Tradition is not monolithic, and its orthodox rabbinic leadership has never been more suspect, both in Israel and the United States. We don’t have to listen too closely to hear the loud grumbling in Orthodox circles. Change is afoot. But those addressing change – those in the progressive Orthodox camp – must take every opportunity to anticipate criticism and provide the critics as little controversial material to work with as possible. Are we who identify with the more progressive goals and practices within Orthodoxy portraying in our institutions a message that is both consistent and authentic? Based on the examples that Rabbi Rosenthal presents, one would have to answer with an emphatic “no.”

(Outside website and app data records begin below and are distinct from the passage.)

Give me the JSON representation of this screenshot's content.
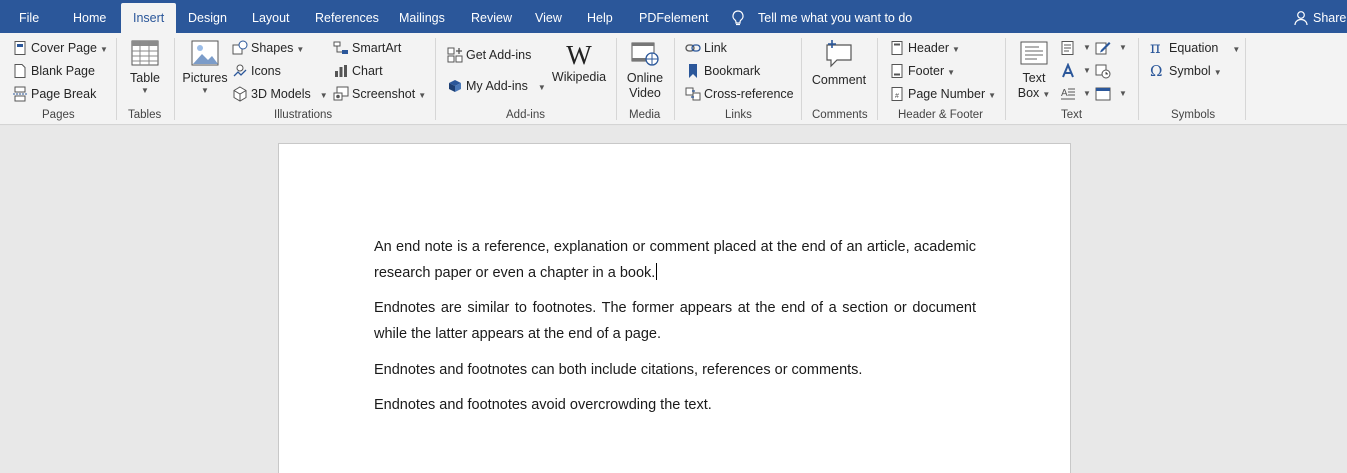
{
  "tabs": [
    {
      "id": "file",
      "label": "File"
    },
    {
      "id": "home",
      "label": "Home"
    },
    {
      "id": "insert",
      "label": "Insert"
    },
    {
      "id": "design",
      "label": "Design"
    },
    {
      "id": "layout",
      "label": "Layout"
    },
    {
      "id": "references",
      "label": "References"
    },
    {
      "id": "mailings",
      "label": "Mailings"
    },
    {
      "id": "review",
      "label": "Review"
    },
    {
      "id": "view",
      "label": "View"
    },
    {
      "id": "help",
      "label": "Help"
    },
    {
      "id": "pdfelement",
      "label": "PDFelement"
    }
  ],
  "active_tab": "Insert",
  "tell_me": "Tell me what you want to do",
  "share": "Share",
  "ribbon": {
    "pages": {
      "label": "Pages",
      "cover_page": "Cover Page",
      "blank_page": "Blank Page",
      "page_break": "Page Break"
    },
    "tables": {
      "label": "Tables",
      "table": "Table"
    },
    "illustrations": {
      "label": "Illustrations",
      "pictures": "Pictures",
      "shapes": "Shapes",
      "icons": "Icons",
      "models_3d": "3D Models",
      "smartart": "SmartArt",
      "chart": "Chart",
      "screenshot": "Screenshot"
    },
    "addins": {
      "label": "Add-ins",
      "get_addins": "Get Add-ins",
      "my_addins": "My Add-ins",
      "wikipedia": "Wikipedia"
    },
    "media": {
      "label": "Media",
      "online_video_1": "Online",
      "online_video_2": "Video"
    },
    "links": {
      "label": "Links",
      "link": "Link",
      "bookmark": "Bookmark",
      "cross_reference": "Cross-reference"
    },
    "comments": {
      "label": "Comments",
      "comment": "Comment"
    },
    "header_footer": {
      "label": "Header & Footer",
      "header": "Header",
      "footer": "Footer",
      "page_number": "Page Number"
    },
    "text": {
      "label": "Text",
      "text_box_1": "Text",
      "text_box_2": "Box"
    },
    "symbols": {
      "label": "Symbols",
      "equation": "Equation",
      "symbol": "Symbol"
    }
  },
  "document": {
    "paragraphs": [
      "An end note is a reference, explanation or comment placed at the end of an article, academic research paper or even a chapter in a book.",
      "Endnotes are similar to footnotes. The former appears at the end of a section or document while the latter appears at the end of a page.",
      "Endnotes and footnotes can both include citations, references or comments.",
      "Endnotes and footnotes avoid overcrowding the text."
    ]
  },
  "colors": {
    "accent": "#2b579a",
    "ribbon_bg": "#f3f3f3",
    "doc_bg": "#e8e8e8"
  }
}
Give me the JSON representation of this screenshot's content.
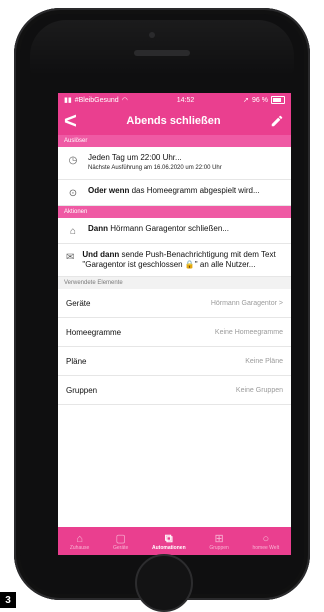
{
  "status": {
    "carrier": "#BleibGesund",
    "time": "14:52",
    "battery": "96 %"
  },
  "nav": {
    "back": "<",
    "title": "Abends schließen",
    "edit_icon": "pencil-icon"
  },
  "sections": {
    "trigger": "Auslöser",
    "actions": "Aktionen",
    "used": "Verwendete Elemente"
  },
  "trigger": {
    "schedule": "Jeden Tag um 22:00 Uhr...",
    "next": "Nächste Ausführung am 16.06.2020 um 22:00 Uhr",
    "or_prefix": "Oder wenn",
    "or_text": " das Homeegramm abgespielt wird..."
  },
  "actions": [
    {
      "prefix": "Dann",
      "text": " Hörmann Garagentor schließen..."
    },
    {
      "prefix": "Und dann",
      "text": " sende Push-Benachrichtigung mit dem Text \"Garagentor ist geschlossen 🔒\" an alle Nutzer..."
    }
  ],
  "elements": [
    {
      "label": "Geräte",
      "value": "Hörmann Garagentor  >"
    },
    {
      "label": "Homeegramme",
      "value": "Keine Homeegramme"
    },
    {
      "label": "Pläne",
      "value": "Keine Pläne"
    },
    {
      "label": "Gruppen",
      "value": "Keine Gruppen"
    }
  ],
  "tabs": [
    {
      "label": "Zuhause",
      "icon": "home-icon"
    },
    {
      "label": "Geräte",
      "icon": "device-icon"
    },
    {
      "label": "Automationen",
      "icon": "automation-icon",
      "active": true
    },
    {
      "label": "Gruppen",
      "icon": "groups-icon"
    },
    {
      "label": "homee Welt",
      "icon": "world-icon"
    }
  ],
  "figure_label": "3"
}
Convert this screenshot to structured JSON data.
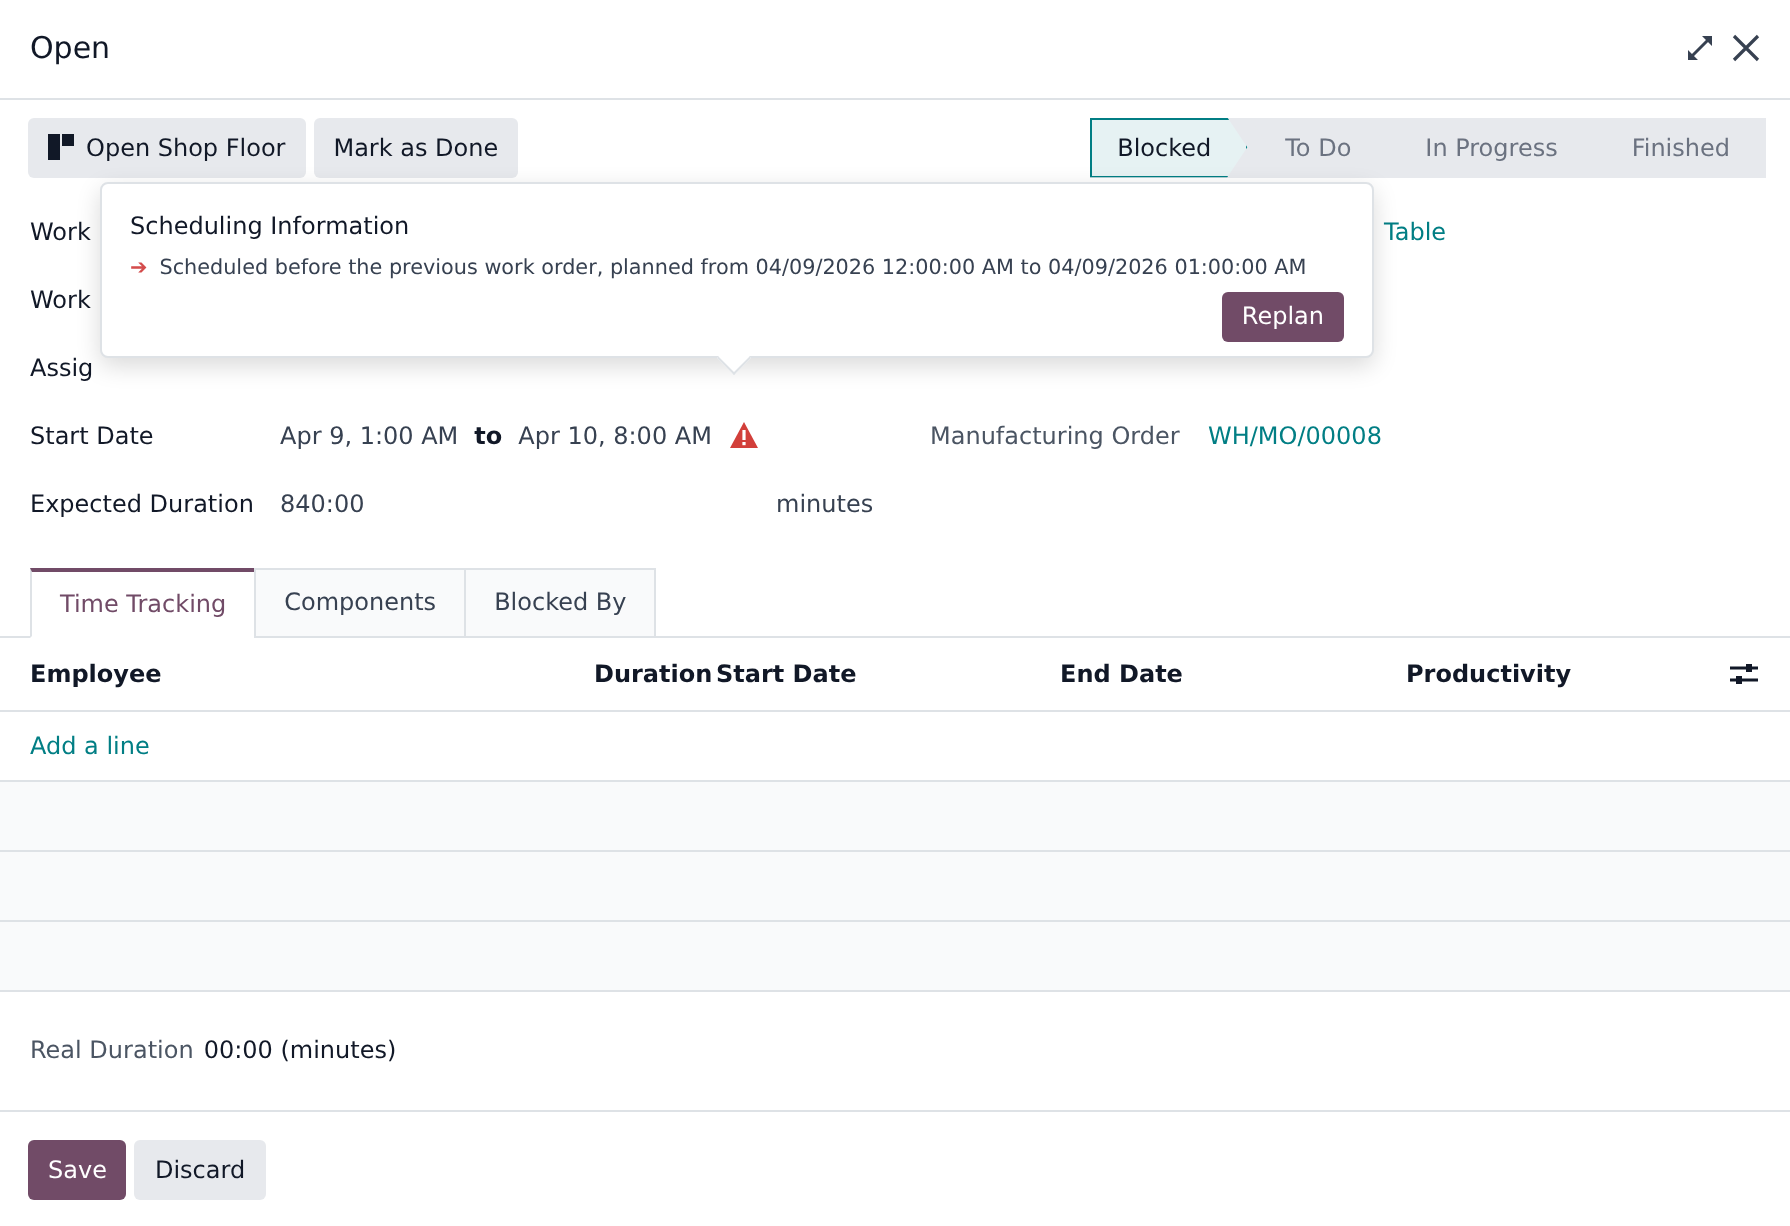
{
  "window": {
    "title": "Open"
  },
  "actions": [
    {
      "label": "Open Shop Floor",
      "kind": "icon"
    },
    {
      "label": "Mark as Done",
      "kind": "plain"
    }
  ],
  "statuses": [
    {
      "label": "Blocked",
      "selected": true
    },
    {
      "label": "To Do",
      "selected": false
    },
    {
      "label": "In Progress",
      "selected": false
    },
    {
      "label": "Finished",
      "selected": false
    }
  ],
  "covered_labels": [
    "Work",
    "Work",
    "Assig"
  ],
  "product_value": "Table",
  "start_date": {
    "label": "Start Date",
    "from": "Apr 9, 1:00 AM",
    "joiner": "to",
    "to": "Apr 10, 8:00 AM"
  },
  "manufacturing_order": {
    "label": "Manufacturing Order",
    "value": "WH/MO/00008"
  },
  "expected_duration": {
    "label": "Expected Duration",
    "value": "840:00",
    "unit": "minutes"
  },
  "popover": {
    "title": "Scheduling Information",
    "arrow": "➔",
    "message": "Scheduled before the previous work order, planned from 04/09/2026 12:00:00 AM to 04/09/2026 01:00:00 AM",
    "button": "Replan"
  },
  "tabs": [
    {
      "label": "Time Tracking",
      "selected": true
    },
    {
      "label": "Components",
      "selected": false
    },
    {
      "label": "Blocked By",
      "selected": false
    }
  ],
  "columns": [
    "Employee",
    "Duration",
    "Start Date",
    "End Date",
    "Productivity"
  ],
  "add_line": "Add a line",
  "real_duration": {
    "label": "Real Duration",
    "value": "00:00 (minutes)"
  },
  "footer": [
    {
      "label": "Save",
      "kind": "primary"
    },
    {
      "label": "Discard",
      "kind": "secondary"
    }
  ]
}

Progressive Orthodox institutions and their graduates must be exceptional – not simply as good as, but better than those of the more traditional yeshivas and seminaries against whom they compete for jobs and leadership roles. The proponents of the movement for change must be on message. They cannot afford to be undermined by even the occasional loose cannon in their midst.
Rick Arons, “Orthodoxy and Its Discontents”, The Torch (9 August 2016) [http://www.myjewishlearning.com/the-torch/orthodoxy-and-its-discontents/]